Line filter on the word "Ctrl": copy each matching line from the entries.

== == ==

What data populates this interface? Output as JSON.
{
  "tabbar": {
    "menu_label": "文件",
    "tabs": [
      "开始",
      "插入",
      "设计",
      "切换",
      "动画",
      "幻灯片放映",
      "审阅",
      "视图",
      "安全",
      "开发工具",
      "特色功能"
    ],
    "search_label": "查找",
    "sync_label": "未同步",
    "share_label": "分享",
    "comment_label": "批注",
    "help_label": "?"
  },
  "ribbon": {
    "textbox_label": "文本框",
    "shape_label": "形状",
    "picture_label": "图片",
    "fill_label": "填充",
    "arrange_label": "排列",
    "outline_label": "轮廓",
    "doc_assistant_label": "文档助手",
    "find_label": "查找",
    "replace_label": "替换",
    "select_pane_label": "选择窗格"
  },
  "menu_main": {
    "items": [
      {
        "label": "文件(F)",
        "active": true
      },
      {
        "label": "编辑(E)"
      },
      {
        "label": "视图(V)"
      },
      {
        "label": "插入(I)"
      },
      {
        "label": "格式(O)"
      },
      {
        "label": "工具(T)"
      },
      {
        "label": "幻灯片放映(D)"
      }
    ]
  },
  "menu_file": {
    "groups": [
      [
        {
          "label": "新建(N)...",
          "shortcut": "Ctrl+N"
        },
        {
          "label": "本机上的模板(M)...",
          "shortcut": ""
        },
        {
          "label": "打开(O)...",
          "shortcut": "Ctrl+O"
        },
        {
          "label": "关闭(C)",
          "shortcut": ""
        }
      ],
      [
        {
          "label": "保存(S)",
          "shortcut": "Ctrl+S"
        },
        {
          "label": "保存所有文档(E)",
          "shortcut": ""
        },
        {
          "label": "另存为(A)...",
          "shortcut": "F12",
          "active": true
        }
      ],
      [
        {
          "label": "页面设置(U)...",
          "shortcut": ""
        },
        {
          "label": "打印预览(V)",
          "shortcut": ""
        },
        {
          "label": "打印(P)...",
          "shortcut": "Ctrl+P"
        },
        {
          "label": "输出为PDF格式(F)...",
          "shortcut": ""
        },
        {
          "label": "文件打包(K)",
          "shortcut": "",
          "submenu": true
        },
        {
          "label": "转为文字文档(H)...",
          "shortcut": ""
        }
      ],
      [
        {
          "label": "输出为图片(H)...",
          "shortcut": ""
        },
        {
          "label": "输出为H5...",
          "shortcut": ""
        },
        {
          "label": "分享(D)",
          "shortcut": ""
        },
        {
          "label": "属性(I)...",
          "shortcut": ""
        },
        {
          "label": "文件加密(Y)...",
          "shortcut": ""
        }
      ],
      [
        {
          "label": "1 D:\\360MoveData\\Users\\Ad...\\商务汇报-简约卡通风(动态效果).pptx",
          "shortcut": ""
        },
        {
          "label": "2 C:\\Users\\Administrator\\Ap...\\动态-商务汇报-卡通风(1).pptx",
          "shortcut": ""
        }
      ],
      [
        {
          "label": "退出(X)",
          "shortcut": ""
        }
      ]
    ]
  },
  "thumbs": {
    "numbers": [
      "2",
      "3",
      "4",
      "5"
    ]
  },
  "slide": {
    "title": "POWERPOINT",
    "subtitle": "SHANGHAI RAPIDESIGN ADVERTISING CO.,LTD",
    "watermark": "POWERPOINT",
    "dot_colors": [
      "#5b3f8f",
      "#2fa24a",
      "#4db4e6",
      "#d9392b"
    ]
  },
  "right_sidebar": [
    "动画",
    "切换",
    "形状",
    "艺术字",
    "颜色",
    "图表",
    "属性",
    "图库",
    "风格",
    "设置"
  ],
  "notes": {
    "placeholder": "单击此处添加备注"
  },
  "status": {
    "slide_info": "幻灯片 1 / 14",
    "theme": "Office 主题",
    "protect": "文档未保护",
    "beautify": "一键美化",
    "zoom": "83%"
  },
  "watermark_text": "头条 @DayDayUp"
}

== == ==

> [Your solution]
          "shortcut": "Ctrl+N"
          "shortcut": "Ctrl+O"
          "shortcut": "Ctrl+S"
          "shortcut": "Ctrl+P"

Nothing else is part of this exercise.